* [Task details]
Look through the data below. Pick out the lines holding the string "disabled".

* [Excerpts from an interface dataset]
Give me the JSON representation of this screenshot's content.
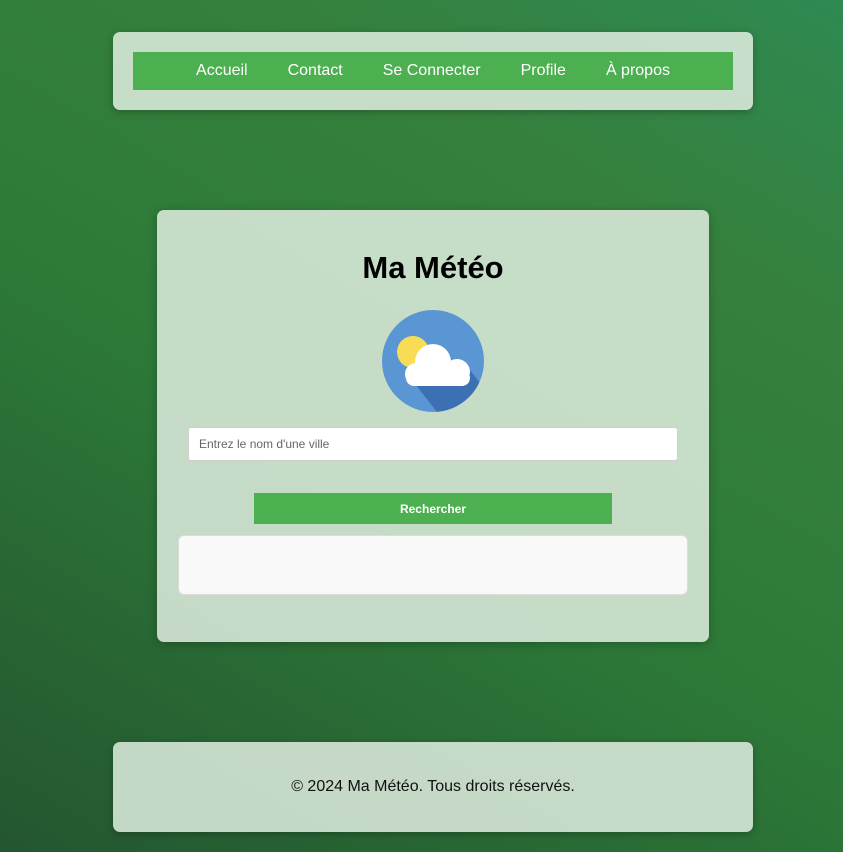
{
  "nav": {
    "items": [
      {
        "label": "Accueil"
      },
      {
        "label": "Contact"
      },
      {
        "label": "Se Connecter"
      },
      {
        "label": "Profile"
      },
      {
        "label": "À propos"
      }
    ]
  },
  "main": {
    "title": "Ma Météo",
    "icon": "sun-cloud-weather-icon",
    "search": {
      "placeholder": "Entrez le nom d'une ville",
      "value": ""
    },
    "search_button_label": "Rechercher",
    "result_text": ""
  },
  "footer": {
    "text": "© 2024 Ma Météo. Tous droits réservés."
  },
  "colors": {
    "accent": "#4caf50",
    "panel": "#e1ede1",
    "icon_circle": "#5b96d4",
    "icon_shadow": "#3d6fb3",
    "sun": "#f7dc55",
    "cloud": "#ffffff"
  }
}
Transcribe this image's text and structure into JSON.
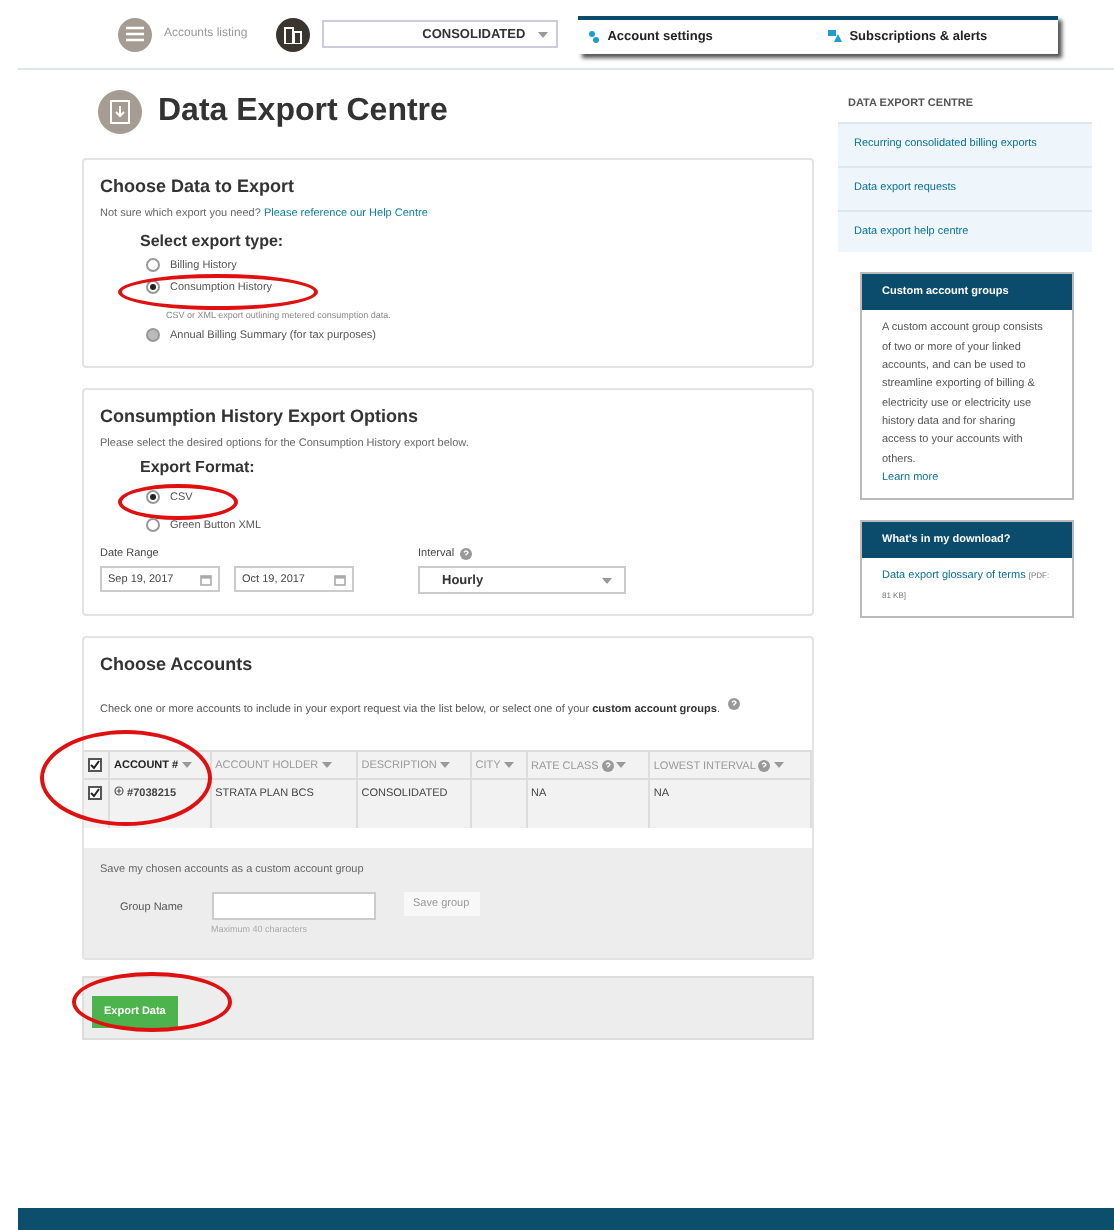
{
  "header": {
    "accounts_listing": "Accounts listing",
    "account_select": "CONSOLIDATED",
    "tabs": [
      {
        "label": "Account settings",
        "kind": "settings"
      },
      {
        "label": "Subscriptions & alerts",
        "kind": "alerts"
      }
    ]
  },
  "page_title": "Data Export Centre",
  "choose_data": {
    "title": "Choose Data to Export",
    "help_text": "Not sure which export you need?",
    "help_link": "Please reference our Help Centre",
    "subtitle": "Select export type:",
    "options": [
      {
        "label": "Billing History",
        "selected": false,
        "disabled": false,
        "circled": false
      },
      {
        "label": "Consumption History",
        "description": "CSV or XML export outlining metered consumption data.",
        "selected": true,
        "disabled": false,
        "circled": true
      },
      {
        "label": "Annual Billing Summary (for tax purposes)",
        "selected": false,
        "disabled": true,
        "circled": false
      }
    ]
  },
  "export_options": {
    "title": "Consumption History Export Options",
    "intro": "Please select the desired options for the Consumption History export below.",
    "format_label": "Export Format:",
    "formats": [
      {
        "label": "CSV",
        "selected": true,
        "circled": true
      },
      {
        "label": "Green Button XML",
        "selected": false,
        "circled": false
      }
    ],
    "date_range_label": "Date Range",
    "start_date": "Sep 19, 2017",
    "end_date": "Oct 19, 2017",
    "interval_label": "Interval",
    "interval": "Hourly"
  },
  "accounts": {
    "title": "Choose Accounts",
    "intro": "Check one or more accounts to include in your export request via the list below, or select one of your **custom account groups**.",
    "table": {
      "circled": true,
      "all_checked": true,
      "columns": [
        {
          "label": "ACCOUNT #",
          "sorted": true,
          "help": false
        },
        {
          "label": "ACCOUNT HOLDER",
          "sorted": false,
          "help": false
        },
        {
          "label": "DESCRIPTION",
          "sorted": false,
          "help": false
        },
        {
          "label": "CITY",
          "sorted": false,
          "help": false
        },
        {
          "label": "RATE CLASS",
          "sorted": false,
          "help": true
        },
        {
          "label": "LOWEST INTERVAL",
          "sorted": false,
          "help": true
        }
      ],
      "rows": [
        {
          "checked": true,
          "account": "#7038215",
          "holder": "STRATA PLAN BCS",
          "description": "CONSOLIDATED",
          "rate_class": "NA",
          "lowest_interval": "NA"
        }
      ]
    },
    "save_text": "Save my chosen accounts as a custom account group",
    "group_label": "Group Name",
    "group_hint": "Maximum 40 characters",
    "save_button": {
      "label": "Save group",
      "disabled": true
    }
  },
  "export_button": {
    "label": "Export Data",
    "circled": true
  },
  "sidebar": {
    "heading": "DATA EXPORT CENTRE",
    "links": [
      "Recurring consolidated billing exports",
      "Data export requests",
      "Data export help centre"
    ],
    "boxes": [
      {
        "title": "Custom account groups",
        "body": "A custom account group consists of two or more of your linked accounts, and can be used to streamline exporting of billing & electricity use or electricity use history data and for sharing access to your accounts with others.",
        "link": "Learn more"
      },
      {
        "title": "What's in my download?",
        "link": "Data export glossary of terms",
        "note": "[PDF: 81 KB]"
      }
    ]
  }
}
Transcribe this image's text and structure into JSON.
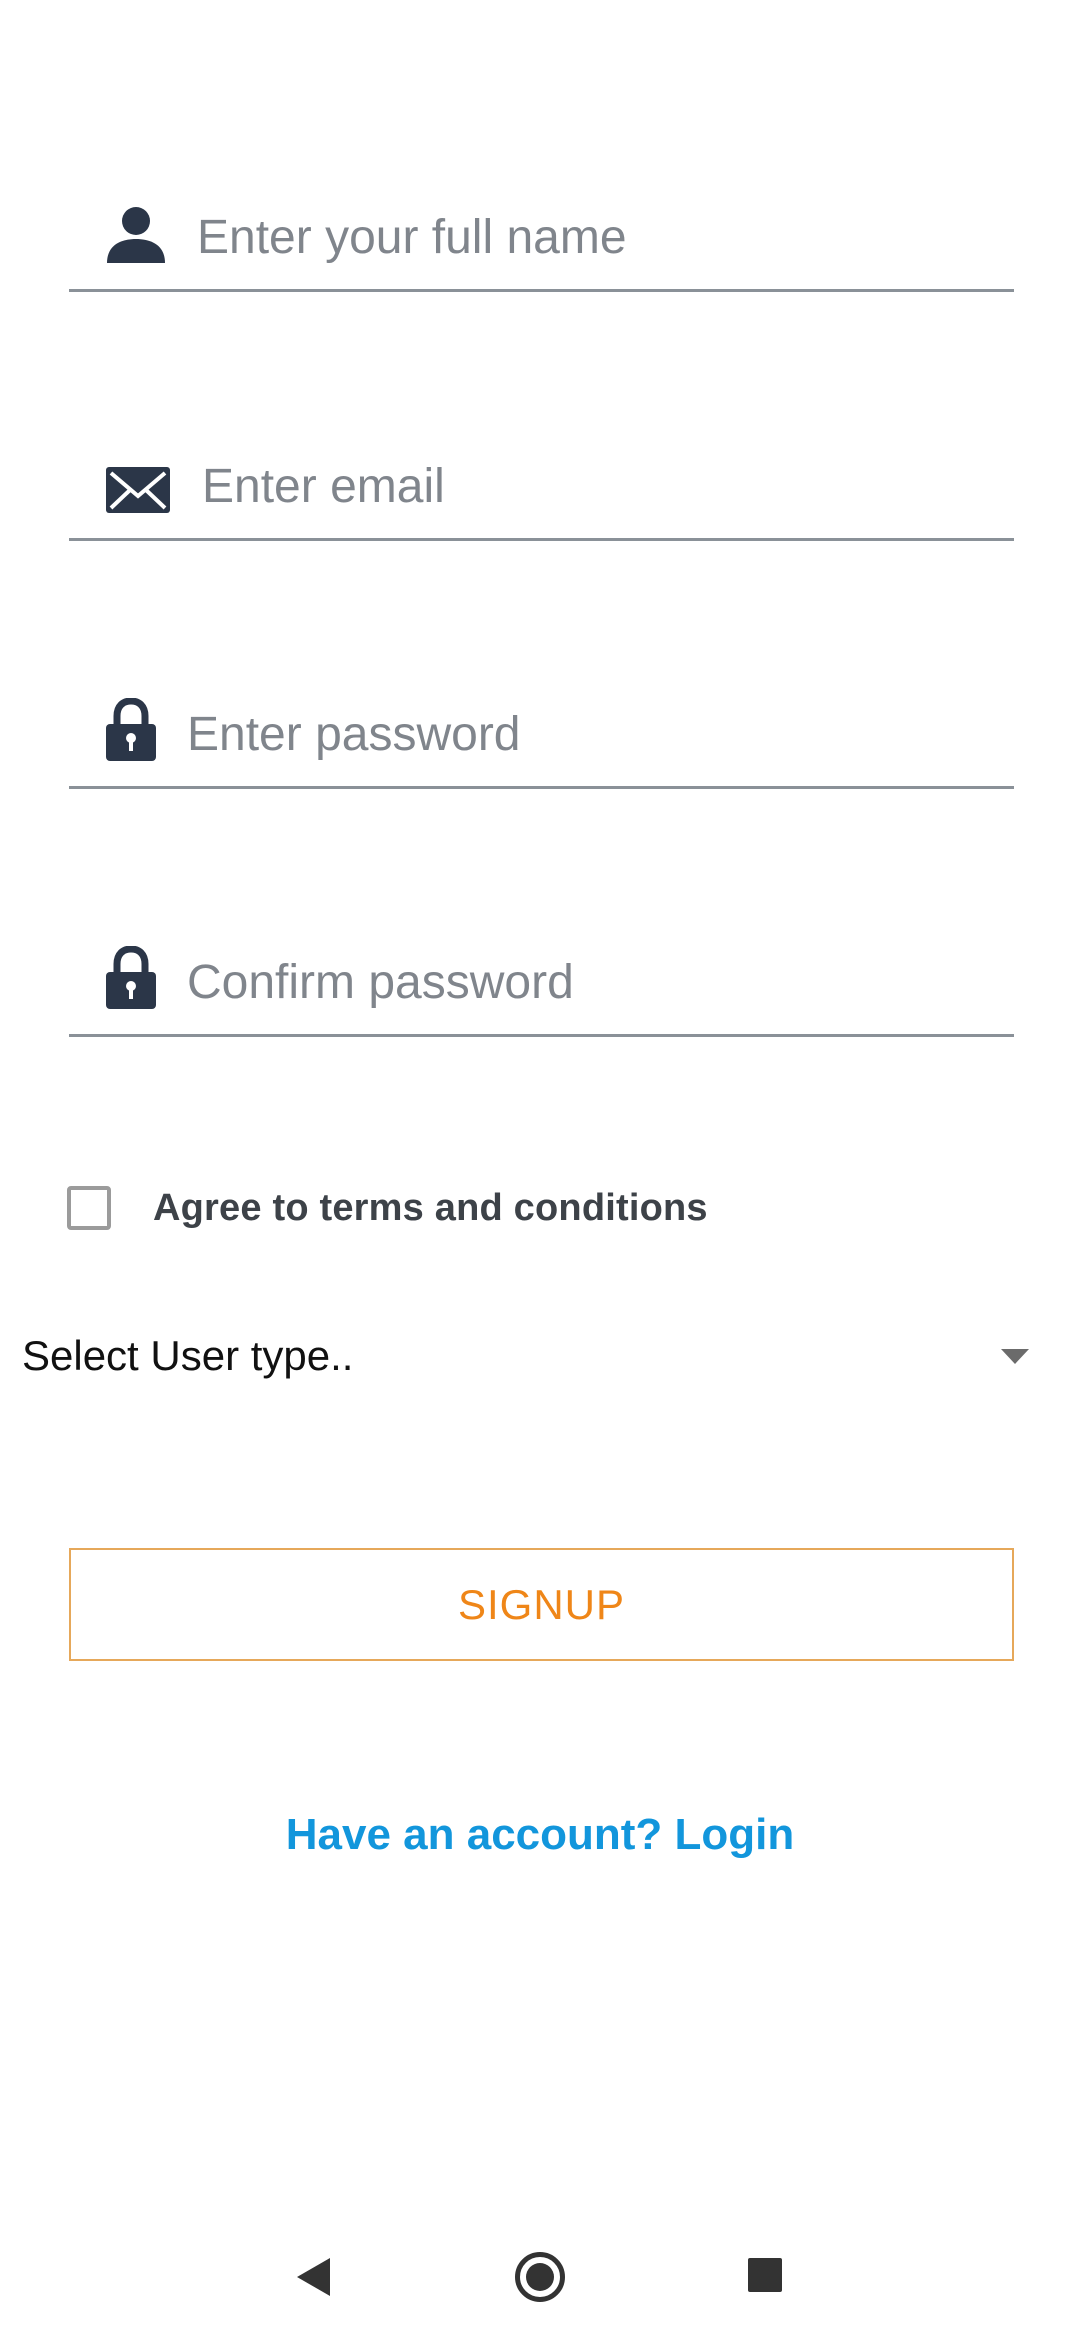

* [Solution for this exercise]
        "disabled": false,
        "disabled": false,
        "disabled": true,
      "disabled": true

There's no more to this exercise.